## PROBLEM STATEMENT
From the entries below, return every line that includes the word "columns".

(Component data from apps and pages)
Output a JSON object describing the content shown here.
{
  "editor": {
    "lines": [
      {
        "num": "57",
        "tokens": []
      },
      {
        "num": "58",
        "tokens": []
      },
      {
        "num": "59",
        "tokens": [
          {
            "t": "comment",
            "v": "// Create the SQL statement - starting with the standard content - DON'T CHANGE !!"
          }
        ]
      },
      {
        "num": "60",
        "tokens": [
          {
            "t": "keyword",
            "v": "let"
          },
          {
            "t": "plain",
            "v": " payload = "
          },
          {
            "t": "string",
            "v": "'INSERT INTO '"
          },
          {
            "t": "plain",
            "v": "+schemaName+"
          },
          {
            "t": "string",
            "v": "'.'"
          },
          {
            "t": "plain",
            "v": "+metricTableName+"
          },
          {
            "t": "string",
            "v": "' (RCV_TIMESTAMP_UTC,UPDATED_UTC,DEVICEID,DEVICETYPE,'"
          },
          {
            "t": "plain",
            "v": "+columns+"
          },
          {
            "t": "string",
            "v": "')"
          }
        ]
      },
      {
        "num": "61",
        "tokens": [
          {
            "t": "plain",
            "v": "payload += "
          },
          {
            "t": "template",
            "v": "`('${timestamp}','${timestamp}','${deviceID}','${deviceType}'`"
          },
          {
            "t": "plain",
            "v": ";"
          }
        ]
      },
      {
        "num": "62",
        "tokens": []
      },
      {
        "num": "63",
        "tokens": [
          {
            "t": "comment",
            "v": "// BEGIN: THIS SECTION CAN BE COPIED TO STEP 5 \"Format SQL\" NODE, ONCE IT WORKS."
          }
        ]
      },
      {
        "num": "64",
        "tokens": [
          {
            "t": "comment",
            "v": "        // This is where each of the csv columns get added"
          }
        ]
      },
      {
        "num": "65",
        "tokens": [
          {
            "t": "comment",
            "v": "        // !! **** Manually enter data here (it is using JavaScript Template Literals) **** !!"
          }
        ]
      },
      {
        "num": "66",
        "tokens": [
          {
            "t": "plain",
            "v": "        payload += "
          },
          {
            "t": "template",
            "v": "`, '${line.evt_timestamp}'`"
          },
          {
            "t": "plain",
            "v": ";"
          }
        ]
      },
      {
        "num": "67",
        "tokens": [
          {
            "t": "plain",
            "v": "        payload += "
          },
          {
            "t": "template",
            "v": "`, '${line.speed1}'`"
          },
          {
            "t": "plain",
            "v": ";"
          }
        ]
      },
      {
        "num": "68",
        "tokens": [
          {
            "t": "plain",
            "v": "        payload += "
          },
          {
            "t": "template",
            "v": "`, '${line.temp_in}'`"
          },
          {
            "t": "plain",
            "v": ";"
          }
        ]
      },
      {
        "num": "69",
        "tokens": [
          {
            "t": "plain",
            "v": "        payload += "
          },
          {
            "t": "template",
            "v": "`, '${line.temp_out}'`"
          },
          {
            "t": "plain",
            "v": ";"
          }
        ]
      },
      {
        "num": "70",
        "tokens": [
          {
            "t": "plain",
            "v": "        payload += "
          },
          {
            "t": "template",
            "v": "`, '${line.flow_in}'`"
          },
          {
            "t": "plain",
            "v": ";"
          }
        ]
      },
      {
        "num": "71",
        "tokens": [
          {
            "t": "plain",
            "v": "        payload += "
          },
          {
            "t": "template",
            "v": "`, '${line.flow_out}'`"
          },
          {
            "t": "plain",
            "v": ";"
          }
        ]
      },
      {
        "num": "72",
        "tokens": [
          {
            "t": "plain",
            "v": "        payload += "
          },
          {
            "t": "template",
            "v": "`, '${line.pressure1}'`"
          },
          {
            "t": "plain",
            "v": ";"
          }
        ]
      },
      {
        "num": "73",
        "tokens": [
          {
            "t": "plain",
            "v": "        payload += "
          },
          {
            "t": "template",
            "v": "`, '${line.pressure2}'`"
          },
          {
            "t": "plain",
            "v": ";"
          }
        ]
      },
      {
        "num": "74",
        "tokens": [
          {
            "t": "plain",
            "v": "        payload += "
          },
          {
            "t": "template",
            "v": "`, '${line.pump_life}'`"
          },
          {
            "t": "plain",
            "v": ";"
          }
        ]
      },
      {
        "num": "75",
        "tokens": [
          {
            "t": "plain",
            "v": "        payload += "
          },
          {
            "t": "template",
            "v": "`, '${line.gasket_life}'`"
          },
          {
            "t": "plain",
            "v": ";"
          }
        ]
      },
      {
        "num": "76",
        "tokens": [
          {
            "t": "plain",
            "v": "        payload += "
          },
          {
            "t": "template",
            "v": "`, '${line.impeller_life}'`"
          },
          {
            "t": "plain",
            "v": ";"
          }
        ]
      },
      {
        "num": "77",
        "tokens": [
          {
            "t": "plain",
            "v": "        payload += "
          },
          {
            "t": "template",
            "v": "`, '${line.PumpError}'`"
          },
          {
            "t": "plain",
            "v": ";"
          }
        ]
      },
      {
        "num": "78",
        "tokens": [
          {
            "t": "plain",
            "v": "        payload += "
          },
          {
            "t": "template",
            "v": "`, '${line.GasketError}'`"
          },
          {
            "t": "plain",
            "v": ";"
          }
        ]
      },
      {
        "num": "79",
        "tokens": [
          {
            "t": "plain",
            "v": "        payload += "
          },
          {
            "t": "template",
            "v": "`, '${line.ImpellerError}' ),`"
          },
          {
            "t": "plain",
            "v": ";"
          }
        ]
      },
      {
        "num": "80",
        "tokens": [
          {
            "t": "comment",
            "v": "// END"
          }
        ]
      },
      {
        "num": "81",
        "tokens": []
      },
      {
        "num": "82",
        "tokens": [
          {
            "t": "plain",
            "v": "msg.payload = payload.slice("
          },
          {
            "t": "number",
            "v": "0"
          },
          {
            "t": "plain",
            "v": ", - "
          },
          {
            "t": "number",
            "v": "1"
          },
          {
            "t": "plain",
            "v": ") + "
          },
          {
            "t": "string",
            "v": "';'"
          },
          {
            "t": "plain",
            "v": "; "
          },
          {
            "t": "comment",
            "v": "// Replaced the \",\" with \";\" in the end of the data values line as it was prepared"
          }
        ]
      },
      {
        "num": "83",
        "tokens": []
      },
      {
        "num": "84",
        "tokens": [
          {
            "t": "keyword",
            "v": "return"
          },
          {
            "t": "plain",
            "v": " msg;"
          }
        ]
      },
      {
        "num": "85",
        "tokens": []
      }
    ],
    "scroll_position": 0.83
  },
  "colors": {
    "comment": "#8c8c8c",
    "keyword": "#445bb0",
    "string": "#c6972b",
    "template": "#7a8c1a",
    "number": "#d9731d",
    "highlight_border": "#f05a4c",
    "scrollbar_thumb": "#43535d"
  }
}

## WRITTEN RESPONSE
            "v": "+columns+"
            "v": "        // This is where each of the csv columns get added"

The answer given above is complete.